Vigne’s urgent desire to make lots of money perfectly matched the teenager’s urgent desire to ditch her body: they were married within a year. Two years later, in 1990, the operations began. Vigne encouraged her; it was he who designed her mouth and eyebrows and came up with the plans for her mammoth breasts. The newly named Lolo Ferrari – the surname, which led to a three-year legal battle with the Italian car company, was her maternal grandfather’s – felt scared at first, but soon got used to it.

“For my mouth,” she said in 1996, “we removed my Cupid’s bow, tucked the mucous membranes up to my nose, and filled my lips with collagen. There’s no particularly odd feeling or anything, but I have to put lipsalve on all the time. I adore being operated on. I feel wonderful in clinics. I love the feeling of a general anaesthetic – falling into this black hole and knowing I’m being altered as I sleep.”

The breasts went first to 41in, then to 46in. They were desensitised and the skin was stretched nearly to bursting point. Ferrari lived in constant fear, as she mimed her songs and took off her clothes in club after club around Europe, that some madman would jump up on the stage and try to puncture them.

Beyond 46in, it became increasingly hard to find a plastic surgeon willing to take on the job. A couple of years ago, Vigne described the operation that made her a monstrous 54G. “I calculated the volume, the diameter, I drew up the plans and I took them to a guy I know who designs fuselage moulds for the aeronautics industry,” he said.

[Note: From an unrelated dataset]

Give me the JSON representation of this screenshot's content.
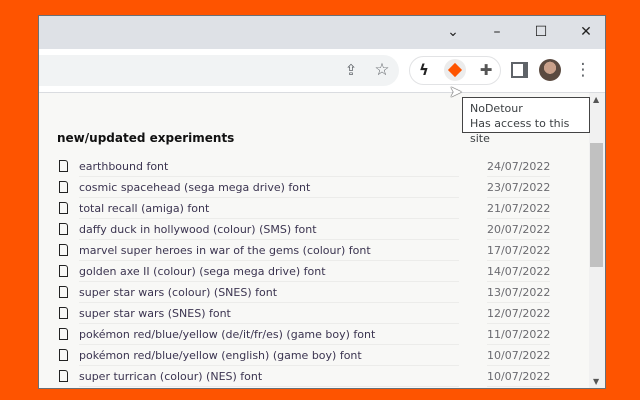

“The designer made the moulds, and I gave them to a prosthetics maker who produced the empty silicone implants. It took a long, long time to find a surgeon willing to perform the operation. He removed the old implants and replaced them with the new. Each one was filled with two litres of serum. A bit later we increased it to three.”

Ferrari insisted she was happy with the changes that were made to her body. “Having a big bust comforts me,” she told yet another French interviewer. “It makes me more sure of myself. I’m like a transvestite – I’ve created a femininity that’s completely artificial. But I’d like to have even bigger breasts. I can’t because there are medical problems – you can’t stretch the skin any more.”

It frightened her, she said, to think of herself as skin, bone and blood. She wore a ring on every finger and dozens of bracelets and bangles; she painted her long fingernails pink. Her skin was the one thing she couldn’t change, so she covered it with jewellery and makeup. If she didn’t, she would have anxiety attacks, feeling, she said, that she was suddenly back with her old face.

And, of course, none of it worked. Ferrari became completely estranged from her family and had not spoken to them for years at the time of her death. “Every time they saw me, my parents told me to get my breasts shrunk and take off my rings and cut my high heels down,” she said. “When someone tells me something like that, I just want to die.”

Without meeting her, psychologists said Lolo probably suffered from the rare condition of dysmorphophobia – an irrational conviction that one’s body is repulsive. Once embarked on that path, says a Paris psychiatrist, Francois Chauchot, there is no going back.

“It’s a vicious downward spiral,” he says. “It will never end, because no amount of operations will ever be enough to put the body right. Exterior appearance counts for more than personality; there’s no distance any more. And when one more frustration appears, these people collapse easily – to the point, certainly, of suicide.”

Ferrari’s progressive metamorphosis into a grotesquely proportioned inflatable doll looks like a long slow suicide. Vigne, who initially insisted she did not take her own life, now says Ferrari visited an undertaker before she died, chose a white coffin, and specified that she should be buried with her favourite teddy bear.

“She wanted to be a star,” he says, “but she couldn’t bear living. She often said she’d kill herself if I wasn’t there, and a few times she tried.” But further than that he will not go. Nor will any of the other men who, despite all the signs that something here was dreadfully, horribly wrong, helped Eve to become Lolo, fuelled her fears and made money out of her malaise.